Exercise requirements: Check each line of the material that follows, and copy those holding the string "Date".

Data:
----
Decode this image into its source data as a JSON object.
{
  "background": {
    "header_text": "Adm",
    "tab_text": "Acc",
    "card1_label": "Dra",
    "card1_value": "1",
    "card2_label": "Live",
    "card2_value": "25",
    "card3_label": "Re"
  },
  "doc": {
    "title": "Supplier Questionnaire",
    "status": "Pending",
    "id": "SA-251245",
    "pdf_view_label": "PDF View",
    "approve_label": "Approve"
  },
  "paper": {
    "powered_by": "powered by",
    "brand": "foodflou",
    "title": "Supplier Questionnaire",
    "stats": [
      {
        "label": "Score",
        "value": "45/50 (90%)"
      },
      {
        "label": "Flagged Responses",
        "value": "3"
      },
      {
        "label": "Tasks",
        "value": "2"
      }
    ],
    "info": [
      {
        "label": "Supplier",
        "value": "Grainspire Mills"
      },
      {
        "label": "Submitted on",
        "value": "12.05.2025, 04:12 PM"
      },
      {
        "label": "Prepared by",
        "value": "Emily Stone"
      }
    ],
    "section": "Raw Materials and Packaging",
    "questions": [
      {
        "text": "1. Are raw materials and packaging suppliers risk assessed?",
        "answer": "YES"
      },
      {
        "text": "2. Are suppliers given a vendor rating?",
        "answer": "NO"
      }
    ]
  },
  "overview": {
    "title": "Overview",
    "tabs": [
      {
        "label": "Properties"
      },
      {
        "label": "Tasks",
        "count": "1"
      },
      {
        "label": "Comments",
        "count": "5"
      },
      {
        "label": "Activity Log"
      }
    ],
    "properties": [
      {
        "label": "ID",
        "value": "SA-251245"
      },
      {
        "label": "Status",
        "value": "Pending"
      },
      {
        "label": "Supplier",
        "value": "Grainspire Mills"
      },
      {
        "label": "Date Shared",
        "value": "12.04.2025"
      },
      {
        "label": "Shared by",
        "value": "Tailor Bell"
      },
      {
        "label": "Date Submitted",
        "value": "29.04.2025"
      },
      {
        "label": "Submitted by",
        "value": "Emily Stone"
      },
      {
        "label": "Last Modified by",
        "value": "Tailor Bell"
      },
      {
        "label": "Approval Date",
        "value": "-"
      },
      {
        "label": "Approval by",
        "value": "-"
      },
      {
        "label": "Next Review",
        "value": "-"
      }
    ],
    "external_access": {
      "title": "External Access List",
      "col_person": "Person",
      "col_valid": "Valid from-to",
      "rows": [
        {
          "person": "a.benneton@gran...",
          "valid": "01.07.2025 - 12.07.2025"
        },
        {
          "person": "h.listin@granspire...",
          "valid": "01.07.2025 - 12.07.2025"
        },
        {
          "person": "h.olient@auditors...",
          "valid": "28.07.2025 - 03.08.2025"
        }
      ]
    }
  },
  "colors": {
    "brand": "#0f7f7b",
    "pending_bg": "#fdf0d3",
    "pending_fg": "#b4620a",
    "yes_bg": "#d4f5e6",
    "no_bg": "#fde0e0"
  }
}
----
Response to the task:
        "label": "Date Shared",
        "label": "Date Submitted",
        "label": "Approval Date",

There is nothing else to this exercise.